Making Room Gallery

By Lauren Pinkston

On January 21, the O’Connor Art Gallery opened a new exhibit called Making Room. The Dominican community welcomed artists Gabrielle Garland and Susan Kraut to explore and discuss the perspective of domestic interiors and their portrayal in art.

Making Room featured Garland’s drawings and Kraut’s paintings of domestic interiors. Their diverse portrayals of these scenes show the impact of perspective in the artistic depiction of life in the home.

The opening reception took place from 4 to 7 p.m. on January 21. It was preceded by an active discussion in which participating artist Susan Kraut discussed her inspiration and artwork. Students, staff, faculty and community members attended and contributed to the conversation. Meanwhile, a live feed from Garland’s studio in New York City showed her progress in current artistic endeavors.

Senior Alyssa Davis said the artist talk was her favorite part. Davis said, “you look at these pieces and you don’t know what their process was… so this is a great way to talk to them and see how their process works with each unique piece.” Davis is double majoring in painting and graphic design.

Marcela Andrade, O’Connor Art Gallery director, hosted the event. Andrade said, “There are different ways of experiencing a space…looking at it from different vantage points.”

One of Kraut’s paintings depicts a dining room with a window looking out to the forthcoming Hurricane Sandy. Kraut said, “In an interior space you feel very safe and in control.”

While the artists both focus on interiors in their artwork, their artistic style and perspectives vary greatly. Garland’s work may be described as enigmatic because her drawings lack clear precision and perfection of perspective. They have a sense of wonderment and fun. Kraut’s paintings are more realistic depictions of scenes in the home.

Kraut said, “You have this flat surface… and you can make the allusion that there’s space… I just think it’s magic.”

Andrade said attendees seemed to have their own perspective of the art and what it meant to them. She said, “How we experience a room and make it our own is very autobiographical.”
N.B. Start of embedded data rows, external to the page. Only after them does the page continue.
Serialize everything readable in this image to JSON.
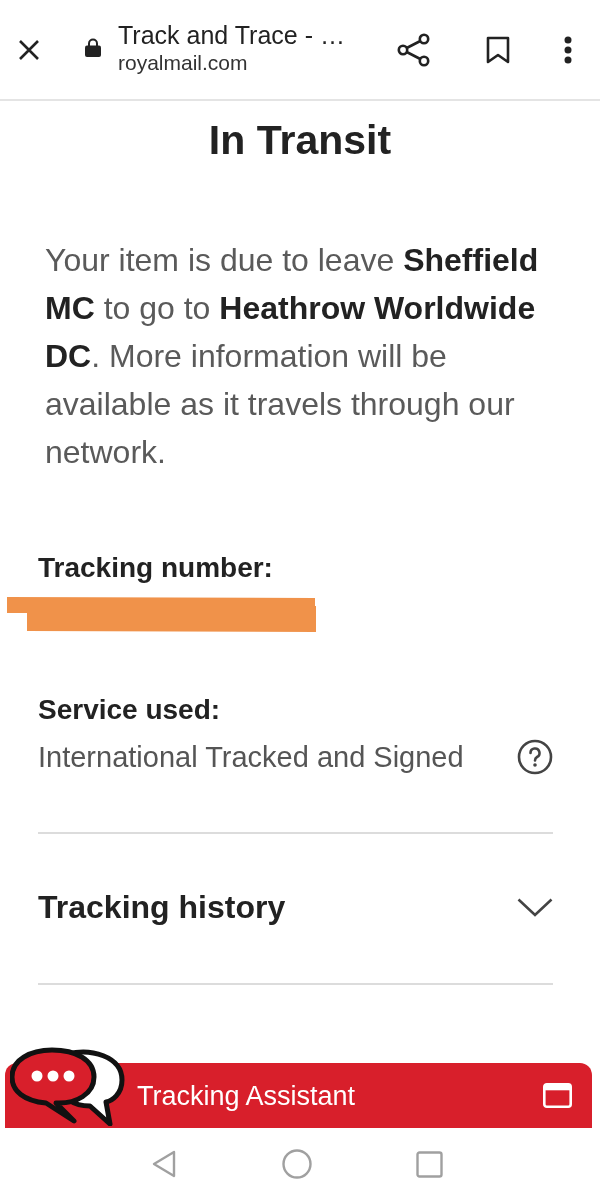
{
  "browser_bar": {
    "title": "Track and Trace - …",
    "url": "royalmail.com"
  },
  "page": {
    "heading": "In Transit",
    "status_message": "Your item is due to leave **Sheffield MC** to go to **Heathrow Worldwide DC**. More information will be available as it travels through our network.",
    "tracking_number": {
      "label": "Tracking number:",
      "redacted": true
    },
    "service": {
      "label": "Service used:",
      "value": "International Tracked and Signed"
    },
    "tracking_history": {
      "label": "Tracking history",
      "expanded": false
    }
  },
  "assistant_bar": {
    "label": "Tracking Assistant"
  }
}
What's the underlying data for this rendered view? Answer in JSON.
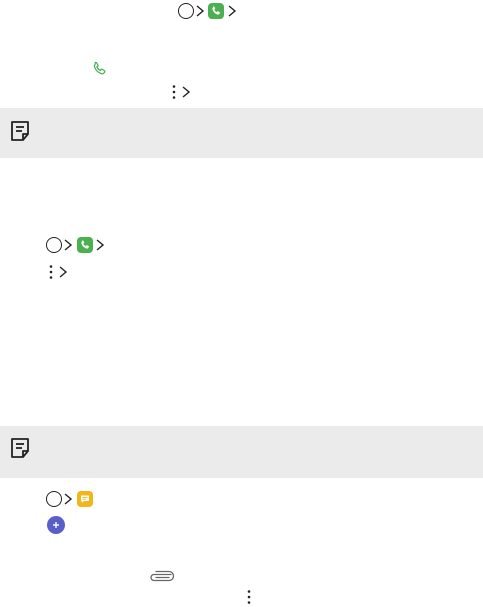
{
  "colors": {
    "phone_app": "#4caf50",
    "phone_outline": "#3aa847",
    "message_app": "#f2b51c",
    "fab": "#5a5fc8",
    "note_bg": "#ebebeb",
    "text": "#222222"
  },
  "icons": {
    "home": "home-button-icon",
    "arrow": "chevron-right-icon",
    "phone_app": "phone-app-icon",
    "phone_outline": "phone-outline-icon",
    "more": "more-options-icon",
    "note": "note-icon",
    "message_app": "message-app-icon",
    "add": "plus-icon",
    "attach": "paperclip-icon"
  }
}
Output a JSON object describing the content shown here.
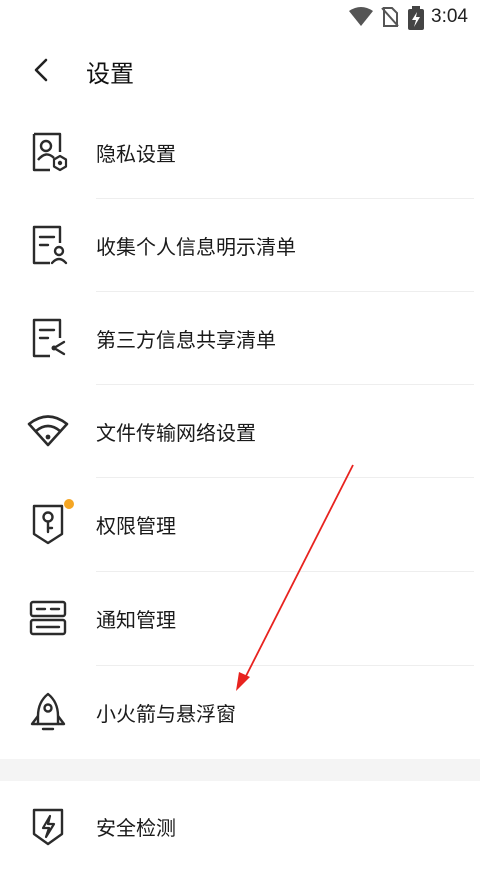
{
  "status_bar": {
    "time": "3:04"
  },
  "header": {
    "title": "设置"
  },
  "settings_items": [
    {
      "label": "隐私设置",
      "icon": "privacy-person-icon"
    },
    {
      "label": "收集个人信息明示清单",
      "icon": "personal-info-list-icon"
    },
    {
      "label": "第三方信息共享清单",
      "icon": "third-party-share-icon"
    },
    {
      "label": "文件传输网络设置",
      "icon": "wifi-icon"
    },
    {
      "label": "权限管理",
      "icon": "key-shield-icon",
      "badge": true
    },
    {
      "label": "通知管理",
      "icon": "notification-panel-icon"
    },
    {
      "label": "小火箭与悬浮窗",
      "icon": "rocket-icon"
    },
    {
      "label": "安全检测",
      "icon": "lightning-shield-icon"
    }
  ],
  "colors": {
    "badge": "#f5a623",
    "annotation_arrow": "#e8231f",
    "icon": "#2b2b2b"
  }
}
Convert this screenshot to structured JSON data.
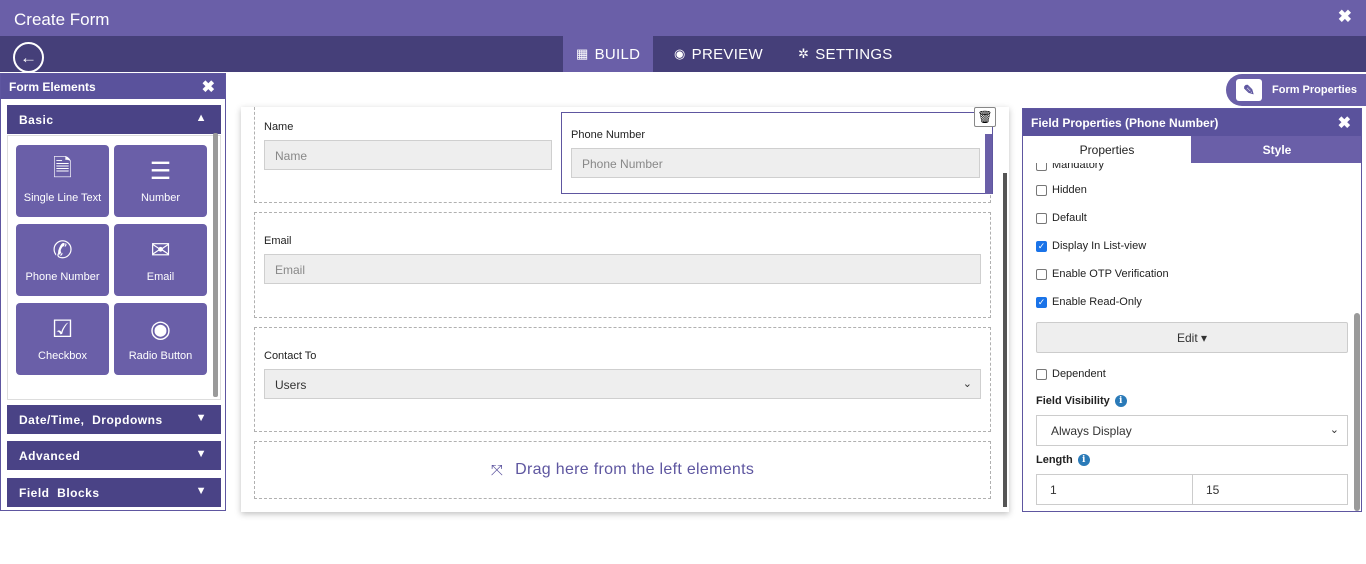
{
  "window": {
    "title": "Create Form",
    "close": "✖"
  },
  "nav": {
    "back": "←",
    "tabs": [
      {
        "label": "BUILD",
        "icon": "calculator-icon",
        "glyph": "▦"
      },
      {
        "label": "PREVIEW",
        "icon": "eye-icon",
        "glyph": "◉"
      },
      {
        "label": "SETTINGS",
        "icon": "gear-icon",
        "glyph": "✲"
      }
    ]
  },
  "left_panel": {
    "title": "Form Elements",
    "close": "✖",
    "sections": [
      {
        "label": "Basic",
        "expanded": true,
        "chevron": "▲"
      },
      {
        "label": "Date/Time,  Dropdowns",
        "expanded": false,
        "chevron": "▼"
      },
      {
        "label": "Advanced",
        "expanded": false,
        "chevron": "▼"
      },
      {
        "label": "Field  Blocks",
        "expanded": false,
        "chevron": "▼"
      }
    ],
    "tiles": [
      {
        "label": "Single Line Text",
        "icon": "document-icon",
        "glyph": "🗎"
      },
      {
        "label": "Number",
        "icon": "numbered-list-icon",
        "glyph": "☰"
      },
      {
        "label": "Phone Number",
        "icon": "phone-icon",
        "glyph": "✆"
      },
      {
        "label": "Email",
        "icon": "envelope-icon",
        "glyph": "✉"
      },
      {
        "label": "Checkbox",
        "icon": "checkbox-icon",
        "glyph": "☑"
      },
      {
        "label": "Radio Button",
        "icon": "radio-icon",
        "glyph": "◉"
      }
    ]
  },
  "canvas": {
    "name": {
      "label": "Name",
      "placeholder": "Name"
    },
    "phone": {
      "label": "Phone Number",
      "placeholder": "Phone Number"
    },
    "email": {
      "label": "Email",
      "placeholder": "Email"
    },
    "contact": {
      "label": "Contact To",
      "value": "Users",
      "caret": "⌄"
    },
    "drag_hint": "Drag here from the left elements",
    "drag_icon": "⤧",
    "trash_glyph": "🗑"
  },
  "form_properties": {
    "label": "Form Properties",
    "glyph": "✎"
  },
  "field_properties": {
    "title": "Field Properties (Phone Number)",
    "close": "✖",
    "tabs": {
      "properties": "Properties",
      "style": "Style"
    },
    "checkboxes": [
      {
        "label": "Mandatory",
        "checked": false
      },
      {
        "label": "Hidden",
        "checked": false
      },
      {
        "label": "Default",
        "checked": false
      },
      {
        "label": "Display In List-view",
        "checked": true
      },
      {
        "label": "Enable OTP Verification",
        "checked": false
      },
      {
        "label": "Enable Read-Only",
        "checked": true
      }
    ],
    "edit_button": "Edit ▾",
    "dependent": {
      "label": "Dependent",
      "checked": false
    },
    "field_visibility": {
      "label": "Field Visibility",
      "value": "Always Display",
      "caret": "⌄"
    },
    "length": {
      "label": "Length",
      "min": "1",
      "max": "15"
    },
    "info_glyph": "i",
    "check_glyph": "✓"
  }
}
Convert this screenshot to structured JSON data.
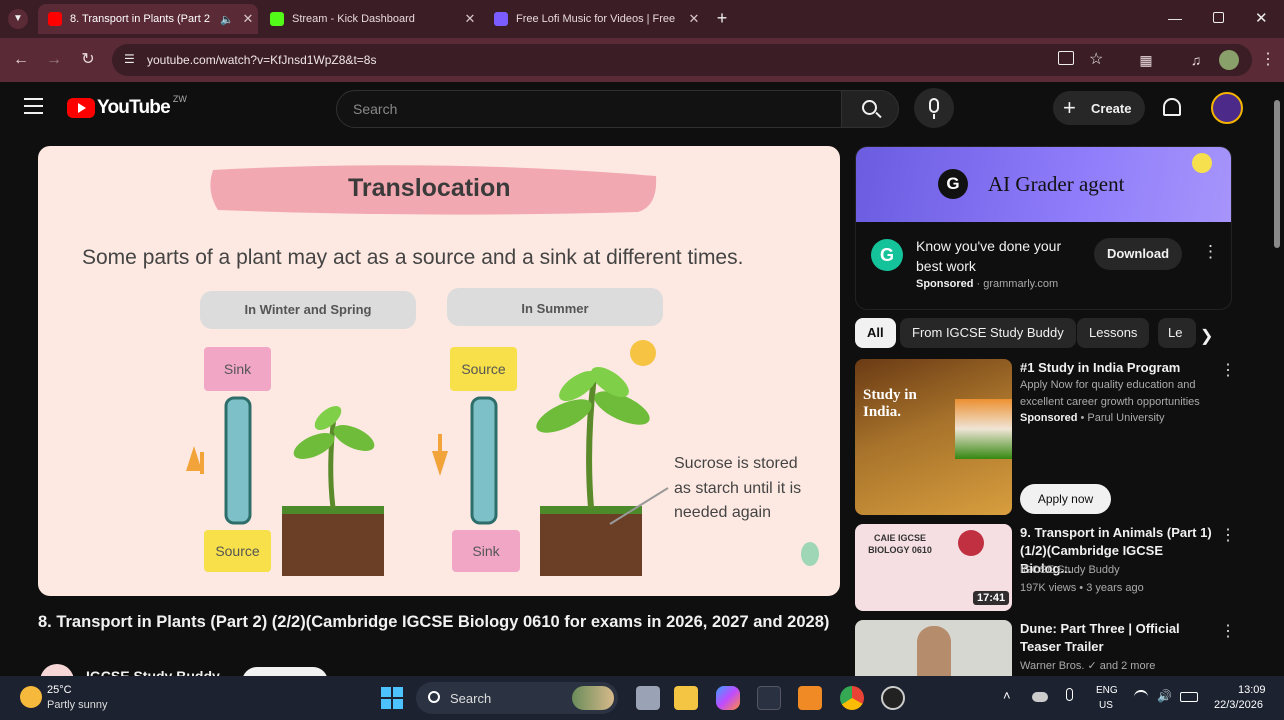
{
  "browser": {
    "tabs": [
      {
        "title": "8. Transport in Plants (Part 2",
        "active": true
      },
      {
        "title": "Stream - Kick Dashboard",
        "active": false
      },
      {
        "title": "Free Lofi Music for Videos | Free",
        "active": false
      }
    ],
    "new_tab_label": "+",
    "url": "youtube.com/watch?v=KfJnsd1WpZ8&t=8s"
  },
  "youtube": {
    "logo_text": "YouTube",
    "logo_superscript": "ZW",
    "search_placeholder": "Search",
    "create_label": "Create"
  },
  "video": {
    "slide_title": "Translocation",
    "slide_text": "Some parts of a plant may act as a source and a sink at different times.",
    "col1_header": "In Winter and Spring",
    "col2_header": "In Summer",
    "col1_top": "Sink",
    "col1_bottom": "Source",
    "col2_top": "Source",
    "col2_bottom": "Sink",
    "note": "Sucrose is stored as starch until it is needed again",
    "title": "8. Transport in Plants (Part 2) (2/2)(Cambridge IGCSE Biology 0610 for exams in 2026, 2027 and 2028)",
    "channel": "IGCSE Study Buddy"
  },
  "ad": {
    "banner": "AI Grader agent",
    "headline": "Know you've done your best work",
    "sponsored": "Sponsored",
    "domain": "grammarly.com",
    "button": "Download"
  },
  "chips": [
    "All",
    "From IGCSE Study Buddy",
    "Lessons",
    "Le"
  ],
  "recommendations": [
    {
      "title": "#1 Study in India Program",
      "line1": "Apply Now for quality education and excellent career growth opportunities",
      "sponsored": "Sponsored",
      "advertiser": "Parul University",
      "button": "Apply now",
      "thumb_text": "Study in India."
    },
    {
      "title": "9. Transport in Animals (Part 1) (1/2)(Cambridge IGCSE Biolog...",
      "channel": "IGCSE Study Buddy",
      "meta": "197K views • 3 years ago",
      "duration": "17:41",
      "thumb_text": "CAIE IGCSE BIOLOGY 0610"
    },
    {
      "title": "Dune: Part Three | Official Teaser Trailer",
      "channel": "Warner Bros. ✓ and 2 more"
    }
  ],
  "taskbar": {
    "weather_temp": "25°C",
    "weather_text": "Partly sunny",
    "search_label": "Search",
    "lang1": "ENG",
    "lang2": "US",
    "time": "13:09",
    "date": "22/3/2026"
  },
  "colors": {
    "tabbar": "#3b1d25",
    "toolbar": "#5a2a36",
    "yt_red": "#ff0000",
    "slide_bg": "#fde9e2",
    "label_pink": "#f2a6c6",
    "label_yellow": "#f7e04a",
    "ad_purple": "#8f7dfb"
  }
}
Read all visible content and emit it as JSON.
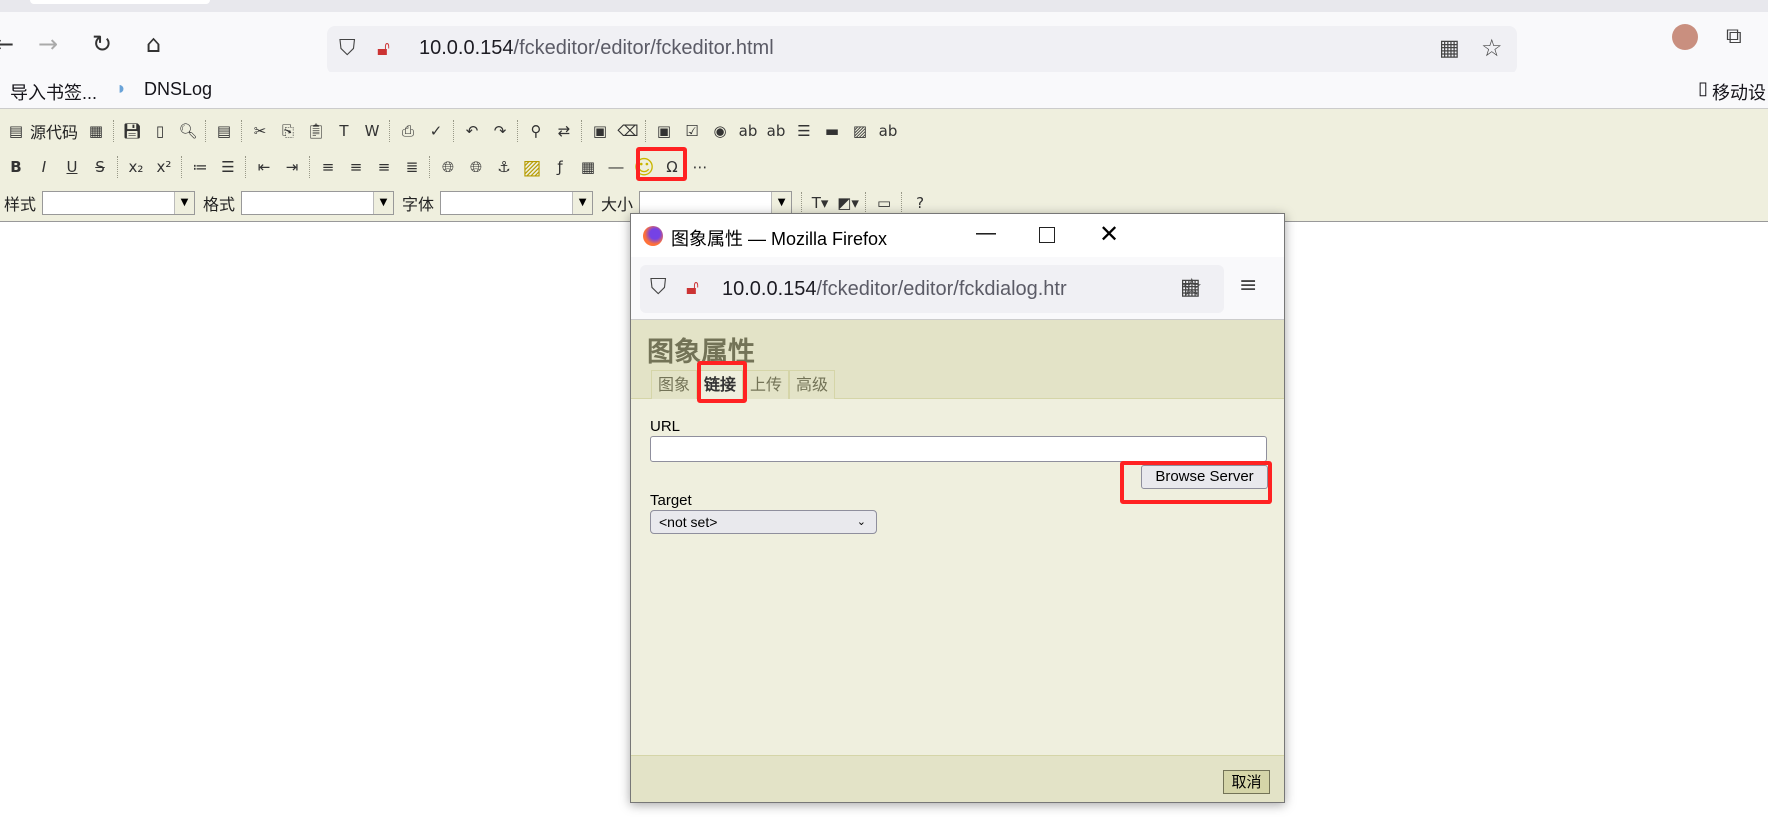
{
  "browser": {
    "url_host": "10.0.0.154",
    "url_path": "/fckeditor/editor/fckeditor.html",
    "bookmarks": [
      "导入书签...",
      "DNSLog"
    ],
    "mobile_bookmarks": "移动设"
  },
  "editor": {
    "source_label": "源代码",
    "row1": [
      "source",
      "document-properties",
      "|",
      "save",
      "new-page",
      "preview",
      "|",
      "templates",
      "|",
      "cut",
      "copy",
      "paste",
      "paste-text",
      "paste-word",
      "|",
      "print",
      "spellcheck",
      "|",
      "undo",
      "redo",
      "|",
      "find",
      "replace",
      "|",
      "select-all",
      "remove-format",
      "|",
      "form",
      "checkbox",
      "radio",
      "text-field",
      "textarea",
      "select-field",
      "button",
      "image-button",
      "hidden-field"
    ],
    "row2": [
      "bold",
      "italic",
      "underline",
      "strikethrough",
      "|",
      "subscript",
      "superscript",
      "|",
      "ordered-list",
      "unordered-list",
      "|",
      "outdent",
      "indent",
      "|",
      "justify-left",
      "justify-center",
      "justify-right",
      "justify-full",
      "|",
      "link",
      "unlink",
      "anchor",
      "image",
      "flash",
      "table",
      "horizontal-rule",
      "smiley",
      "special-char",
      "page-break"
    ],
    "combos": [
      {
        "label": "样式",
        "value": ""
      },
      {
        "label": "格式",
        "value": ""
      },
      {
        "label": "字体",
        "value": ""
      },
      {
        "label": "大小",
        "value": ""
      }
    ],
    "row3_tail": [
      "|",
      "text-color",
      "background-color",
      "|",
      "fit-window",
      "|",
      "about"
    ]
  },
  "dialog": {
    "window_title": "图象属性 — Mozilla Firefox",
    "url_host": "10.0.0.154",
    "url_path": "/fckeditor/editor/fckdialog.htr",
    "heading": "图象属性",
    "tabs": [
      {
        "label": "图象",
        "active": false
      },
      {
        "label": "链接",
        "active": true
      },
      {
        "label": "上传",
        "active": false
      },
      {
        "label": "高级",
        "active": false
      }
    ],
    "url_label": "URL",
    "url_value": "",
    "browse_server": "Browse Server",
    "target_label": "Target",
    "target_value": "<not set>",
    "cancel": "取消"
  },
  "colors": {
    "highlight": "#ff2222",
    "toolbar_bg": "#efefde",
    "dialog_head": "#e3e3c7"
  }
}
Andrade said the exhibit shows a persistent, yet invisible human presence. Interacting with the artwork leaves room for individual interpretation. The opening

reception gave attendees an opportunity to interact with the artists and speculate on their own analysis. Andrade said: “It’s a great way to communicate, make connections, talk to different artists… a lot of people don’t know about the fourth floor and it’s a great way to get people up here and looking and seeing what’s going on in the art department.”

The display is free and is open to all until March 6. The O’Connor Art Gallery is located on the fourth floor of Lewis Hall in room 404.